  • Borginborg
    of course healthy food cost more (to the consumer in the short term). carrots aren't made by a big multimillion dollar corporation and can not be marketed to kids that don't know better!
    But what do I know, That is just my opinion.
  • Fathoms77
    Eating like crap is vastly more expensive if you count the cost impact it has on the entire country's medical infrastructure, which is just shy of collapsing under the weight - pun intended - of people who choose not to care for themselves.
  • Other_Tommy_Wiseau
  • SnowHearth
    People think short-term, that's why they see healthy food expensive.
  • TadCurious
    Why did you feel the need to write this take as an Anon? Is it a very sensitive topic for you?
  • Anonymous

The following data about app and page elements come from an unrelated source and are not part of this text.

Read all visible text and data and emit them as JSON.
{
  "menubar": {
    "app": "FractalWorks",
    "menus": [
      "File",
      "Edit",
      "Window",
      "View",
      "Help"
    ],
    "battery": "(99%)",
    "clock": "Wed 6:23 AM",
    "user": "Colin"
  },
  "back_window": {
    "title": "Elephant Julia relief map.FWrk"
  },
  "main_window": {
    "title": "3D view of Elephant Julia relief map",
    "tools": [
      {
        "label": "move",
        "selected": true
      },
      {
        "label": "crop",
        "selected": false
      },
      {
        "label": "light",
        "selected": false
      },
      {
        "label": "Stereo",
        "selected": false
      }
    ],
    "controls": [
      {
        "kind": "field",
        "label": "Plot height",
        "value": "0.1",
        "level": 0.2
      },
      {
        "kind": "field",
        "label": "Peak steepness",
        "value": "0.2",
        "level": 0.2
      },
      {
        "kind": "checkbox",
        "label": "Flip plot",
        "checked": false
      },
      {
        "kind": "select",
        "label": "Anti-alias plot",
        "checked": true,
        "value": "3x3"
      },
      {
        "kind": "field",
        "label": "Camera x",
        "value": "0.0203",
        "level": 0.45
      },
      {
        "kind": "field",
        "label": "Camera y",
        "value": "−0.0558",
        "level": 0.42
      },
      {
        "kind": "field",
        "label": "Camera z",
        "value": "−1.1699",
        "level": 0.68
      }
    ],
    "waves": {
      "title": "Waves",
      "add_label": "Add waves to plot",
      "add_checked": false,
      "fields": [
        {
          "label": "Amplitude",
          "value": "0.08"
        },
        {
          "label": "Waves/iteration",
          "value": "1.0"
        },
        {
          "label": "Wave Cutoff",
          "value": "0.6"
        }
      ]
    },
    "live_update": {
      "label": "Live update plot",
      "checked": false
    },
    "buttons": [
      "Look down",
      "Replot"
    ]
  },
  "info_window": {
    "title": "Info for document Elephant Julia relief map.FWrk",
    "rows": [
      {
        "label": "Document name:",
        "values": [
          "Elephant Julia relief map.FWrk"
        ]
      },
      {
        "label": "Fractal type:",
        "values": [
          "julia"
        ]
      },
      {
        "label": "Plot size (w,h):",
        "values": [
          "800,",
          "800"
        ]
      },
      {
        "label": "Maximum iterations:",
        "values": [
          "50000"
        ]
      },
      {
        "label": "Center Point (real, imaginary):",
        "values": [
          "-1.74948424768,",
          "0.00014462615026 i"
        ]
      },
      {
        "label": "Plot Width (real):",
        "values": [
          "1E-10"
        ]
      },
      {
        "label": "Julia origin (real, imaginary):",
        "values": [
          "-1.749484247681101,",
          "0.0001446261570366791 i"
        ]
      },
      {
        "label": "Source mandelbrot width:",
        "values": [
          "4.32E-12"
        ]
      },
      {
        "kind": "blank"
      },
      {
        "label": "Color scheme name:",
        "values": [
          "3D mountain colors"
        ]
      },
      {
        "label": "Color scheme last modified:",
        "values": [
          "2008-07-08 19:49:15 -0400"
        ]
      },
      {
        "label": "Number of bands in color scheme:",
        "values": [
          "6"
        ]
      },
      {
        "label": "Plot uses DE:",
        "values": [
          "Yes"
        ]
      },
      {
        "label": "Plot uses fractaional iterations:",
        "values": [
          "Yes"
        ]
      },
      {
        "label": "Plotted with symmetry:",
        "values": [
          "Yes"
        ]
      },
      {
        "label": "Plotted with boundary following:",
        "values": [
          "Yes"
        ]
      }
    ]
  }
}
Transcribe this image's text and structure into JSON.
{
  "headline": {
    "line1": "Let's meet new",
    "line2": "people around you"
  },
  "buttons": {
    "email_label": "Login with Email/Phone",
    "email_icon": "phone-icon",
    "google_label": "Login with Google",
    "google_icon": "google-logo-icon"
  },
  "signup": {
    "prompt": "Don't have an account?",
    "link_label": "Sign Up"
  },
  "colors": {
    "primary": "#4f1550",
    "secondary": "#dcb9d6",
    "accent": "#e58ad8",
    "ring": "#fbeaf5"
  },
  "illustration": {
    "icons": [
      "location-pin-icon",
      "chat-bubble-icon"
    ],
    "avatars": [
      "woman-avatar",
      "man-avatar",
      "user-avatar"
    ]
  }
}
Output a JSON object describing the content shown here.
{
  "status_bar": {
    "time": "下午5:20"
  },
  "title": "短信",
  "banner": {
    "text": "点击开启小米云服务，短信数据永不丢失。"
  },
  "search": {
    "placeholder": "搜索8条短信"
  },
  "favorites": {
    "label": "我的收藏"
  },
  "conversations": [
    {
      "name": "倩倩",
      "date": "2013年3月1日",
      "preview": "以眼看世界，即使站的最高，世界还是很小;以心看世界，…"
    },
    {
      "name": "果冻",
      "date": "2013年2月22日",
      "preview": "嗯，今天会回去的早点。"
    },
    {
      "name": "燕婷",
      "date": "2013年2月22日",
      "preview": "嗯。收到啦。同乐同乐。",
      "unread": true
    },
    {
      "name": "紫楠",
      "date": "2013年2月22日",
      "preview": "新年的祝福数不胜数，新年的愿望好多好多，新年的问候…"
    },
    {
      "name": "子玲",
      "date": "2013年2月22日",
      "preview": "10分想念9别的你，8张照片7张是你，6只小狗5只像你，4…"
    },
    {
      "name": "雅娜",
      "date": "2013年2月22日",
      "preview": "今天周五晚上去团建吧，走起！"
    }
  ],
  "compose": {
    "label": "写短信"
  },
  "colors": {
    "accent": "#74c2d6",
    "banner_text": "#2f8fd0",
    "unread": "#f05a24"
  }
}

    healthy food costs a lot, but it is up to where you live